WORK INSTRUCTIONS
If a record contains a picture, leave the picture out and reproduce everything else exactly.

PROVIDED RECORDS
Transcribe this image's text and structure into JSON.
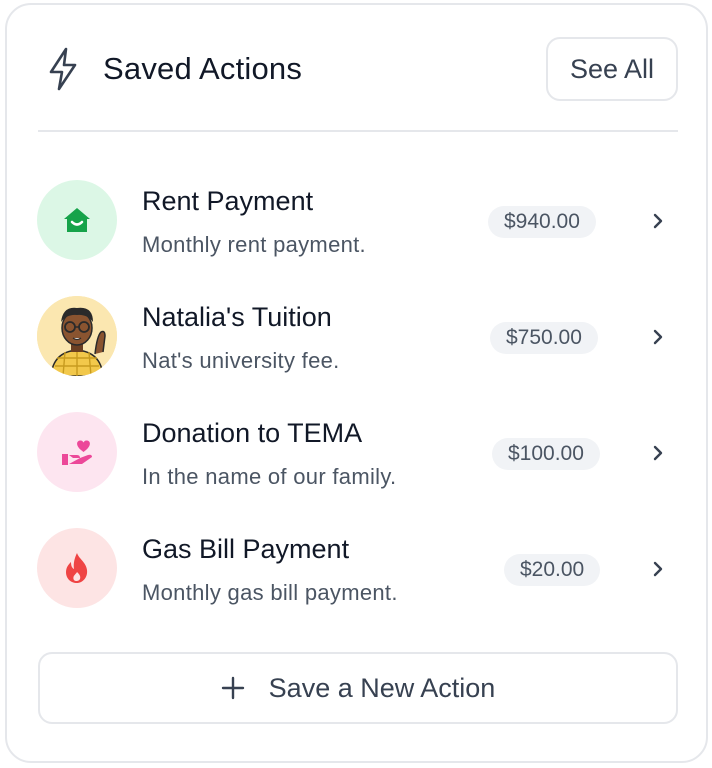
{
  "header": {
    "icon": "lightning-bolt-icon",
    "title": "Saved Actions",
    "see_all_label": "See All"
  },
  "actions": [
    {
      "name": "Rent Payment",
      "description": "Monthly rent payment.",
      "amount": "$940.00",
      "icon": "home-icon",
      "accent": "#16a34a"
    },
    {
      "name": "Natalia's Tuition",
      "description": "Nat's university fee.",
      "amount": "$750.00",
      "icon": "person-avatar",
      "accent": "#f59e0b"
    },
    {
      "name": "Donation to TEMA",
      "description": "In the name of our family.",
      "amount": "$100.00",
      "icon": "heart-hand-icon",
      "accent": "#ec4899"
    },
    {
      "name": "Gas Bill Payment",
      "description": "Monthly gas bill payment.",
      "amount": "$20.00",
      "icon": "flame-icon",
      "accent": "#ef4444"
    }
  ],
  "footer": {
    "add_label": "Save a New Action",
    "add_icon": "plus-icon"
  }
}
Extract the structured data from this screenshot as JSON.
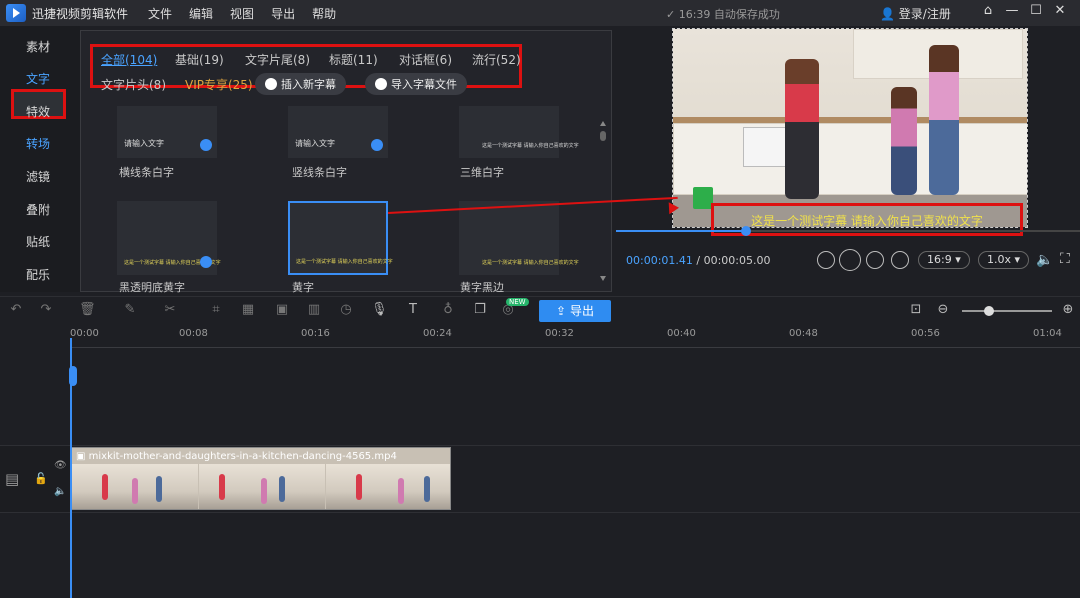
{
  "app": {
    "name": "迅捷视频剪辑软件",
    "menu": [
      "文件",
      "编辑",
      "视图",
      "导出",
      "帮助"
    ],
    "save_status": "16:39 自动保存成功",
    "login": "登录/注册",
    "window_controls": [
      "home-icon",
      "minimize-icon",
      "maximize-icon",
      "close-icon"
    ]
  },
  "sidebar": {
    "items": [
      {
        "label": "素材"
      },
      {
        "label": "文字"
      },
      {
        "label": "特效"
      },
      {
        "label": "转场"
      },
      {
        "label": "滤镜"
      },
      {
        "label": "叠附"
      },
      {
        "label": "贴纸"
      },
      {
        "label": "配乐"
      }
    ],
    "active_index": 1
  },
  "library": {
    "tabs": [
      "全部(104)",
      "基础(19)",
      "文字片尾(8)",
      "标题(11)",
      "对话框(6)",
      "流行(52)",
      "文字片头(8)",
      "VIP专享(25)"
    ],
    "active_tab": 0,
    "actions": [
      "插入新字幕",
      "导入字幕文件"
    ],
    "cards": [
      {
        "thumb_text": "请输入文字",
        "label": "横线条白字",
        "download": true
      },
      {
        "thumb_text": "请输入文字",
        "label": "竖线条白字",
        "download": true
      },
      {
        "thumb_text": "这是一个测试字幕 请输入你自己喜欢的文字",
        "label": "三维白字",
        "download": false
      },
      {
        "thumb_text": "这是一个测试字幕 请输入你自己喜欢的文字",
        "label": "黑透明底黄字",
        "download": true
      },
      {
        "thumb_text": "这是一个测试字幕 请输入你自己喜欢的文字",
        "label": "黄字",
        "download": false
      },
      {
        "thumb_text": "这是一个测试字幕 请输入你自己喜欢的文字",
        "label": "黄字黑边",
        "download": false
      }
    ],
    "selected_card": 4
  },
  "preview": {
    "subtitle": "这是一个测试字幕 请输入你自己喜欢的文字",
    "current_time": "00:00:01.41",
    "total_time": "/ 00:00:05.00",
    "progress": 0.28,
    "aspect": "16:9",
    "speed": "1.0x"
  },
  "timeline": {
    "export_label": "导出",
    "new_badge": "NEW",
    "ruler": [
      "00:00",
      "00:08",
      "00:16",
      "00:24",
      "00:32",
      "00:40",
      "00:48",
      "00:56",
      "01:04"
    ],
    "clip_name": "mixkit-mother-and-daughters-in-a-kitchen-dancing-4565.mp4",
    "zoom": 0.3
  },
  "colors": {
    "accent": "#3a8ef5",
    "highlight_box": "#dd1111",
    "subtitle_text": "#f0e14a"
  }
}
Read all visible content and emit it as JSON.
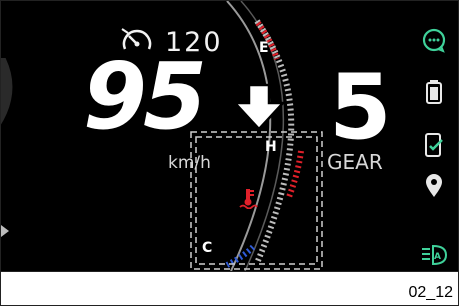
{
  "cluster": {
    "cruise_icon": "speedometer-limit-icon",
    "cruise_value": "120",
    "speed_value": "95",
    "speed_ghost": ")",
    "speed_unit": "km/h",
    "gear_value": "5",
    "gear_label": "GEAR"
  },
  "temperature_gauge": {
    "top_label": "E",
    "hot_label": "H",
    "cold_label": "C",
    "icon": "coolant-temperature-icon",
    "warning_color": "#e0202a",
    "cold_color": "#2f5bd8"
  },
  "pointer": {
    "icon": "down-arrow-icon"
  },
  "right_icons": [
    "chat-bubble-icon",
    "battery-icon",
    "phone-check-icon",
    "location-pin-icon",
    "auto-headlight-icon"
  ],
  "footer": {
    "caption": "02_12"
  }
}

SOLUTION BELOW
Transcribe this image's text and structure into JSON.
{
  "header": {
    "icon": "lightning-bolt-icon",
    "title": "Saved Actions",
    "see_all_label": "See All"
  },
  "actions": [
    {
      "name": "Rent Payment",
      "description": "Monthly rent payment.",
      "amount": "$940.00",
      "icon": "home-icon",
      "accent": "#16a34a"
    },
    {
      "name": "Natalia's Tuition",
      "description": "Nat's university fee.",
      "amount": "$750.00",
      "icon": "person-avatar",
      "accent": "#f59e0b"
    },
    {
      "name": "Donation to TEMA",
      "description": "In the name of our family.",
      "amount": "$100.00",
      "icon": "heart-hand-icon",
      "accent": "#ec4899"
    },
    {
      "name": "Gas Bill Payment",
      "description": "Monthly gas bill payment.",
      "amount": "$20.00",
      "icon": "flame-icon",
      "accent": "#ef4444"
    }
  ],
  "footer": {
    "add_label": "Save a New Action",
    "add_icon": "plus-icon"
  }
}
Extract the structured data from this screenshot as JSON.
{
  "app": {
    "name": "迅捷视频剪辑软件",
    "menu": [
      "文件",
      "编辑",
      "视图",
      "导出",
      "帮助"
    ],
    "save_status": "16:39 自动保存成功",
    "login": "登录/注册",
    "window_controls": [
      "home-icon",
      "minimize-icon",
      "maximize-icon",
      "close-icon"
    ]
  },
  "sidebar": {
    "items": [
      {
        "label": "素材"
      },
      {
        "label": "文字"
      },
      {
        "label": "特效"
      },
      {
        "label": "转场"
      },
      {
        "label": "滤镜"
      },
      {
        "label": "叠附"
      },
      {
        "label": "贴纸"
      },
      {
        "label": "配乐"
      }
    ],
    "active_index": 1
  },
  "library": {
    "tabs": [
      "全部(104)",
      "基础(19)",
      "文字片尾(8)",
      "标题(11)",
      "对话框(6)",
      "流行(52)",
      "文字片头(8)",
      "VIP专享(25)"
    ],
    "active_tab": 0,
    "actions": [
      "插入新字幕",
      "导入字幕文件"
    ],
    "cards": [
      {
        "thumb_text": "请输入文字",
        "label": "横线条白字",
        "download": true
      },
      {
        "thumb_text": "请输入文字",
        "label": "竖线条白字",
        "download": true
      },
      {
        "thumb_text": "这是一个测试字幕 请输入你自己喜欢的文字",
        "label": "三维白字",
        "download": false
      },
      {
        "thumb_text": "这是一个测试字幕 请输入你自己喜欢的文字",
        "label": "黑透明底黄字",
        "download": true
      },
      {
        "thumb_text": "这是一个测试字幕 请输入你自己喜欢的文字",
        "label": "黄字",
        "download": false
      },
      {
        "thumb_text": "这是一个测试字幕 请输入你自己喜欢的文字",
        "label": "黄字黑边",
        "download": false
      }
    ],
    "selected_card": 4
  },
  "preview": {
    "subtitle": "这是一个测试字幕 请输入你自己喜欢的文字",
    "current_time": "00:00:01.41",
    "total_time": "/ 00:00:05.00",
    "progress": 0.28,
    "aspect": "16:9",
    "speed": "1.0x"
  },
  "timeline": {
    "export_label": "导出",
    "new_badge": "NEW",
    "ruler": [
      "00:00",
      "00:08",
      "00:16",
      "00:24",
      "00:32",
      "00:40",
      "00:48",
      "00:56",
      "01:04"
    ],
    "clip_name": "mixkit-mother-and-daughters-in-a-kitchen-dancing-4565.mp4",
    "zoom": 0.3
  },
  "colors": {
    "accent": "#3a8ef5",
    "highlight_box": "#dd1111",
    "subtitle_text": "#f0e14a"
  }
}
Read all visible content and emit it as JSON.
{
  "cluster": {
    "cruise_icon": "speedometer-limit-icon",
    "cruise_value": "120",
    "speed_value": "95",
    "speed_ghost": ")",
    "speed_unit": "km/h",
    "gear_value": "5",
    "gear_label": "GEAR"
  },
  "temperature_gauge": {
    "top_label": "E",
    "hot_label": "H",
    "cold_label": "C",
    "icon": "coolant-temperature-icon",
    "warning_color": "#e0202a",
    "cold_color": "#2f5bd8"
  },
  "pointer": {
    "icon": "down-arrow-icon"
  },
  "right_icons": [
    "chat-bubble-icon",
    "battery-icon",
    "phone-check-icon",
    "location-pin-icon",
    "auto-headlight-icon"
  ],
  "footer": {
    "caption": "02_12"
  }
}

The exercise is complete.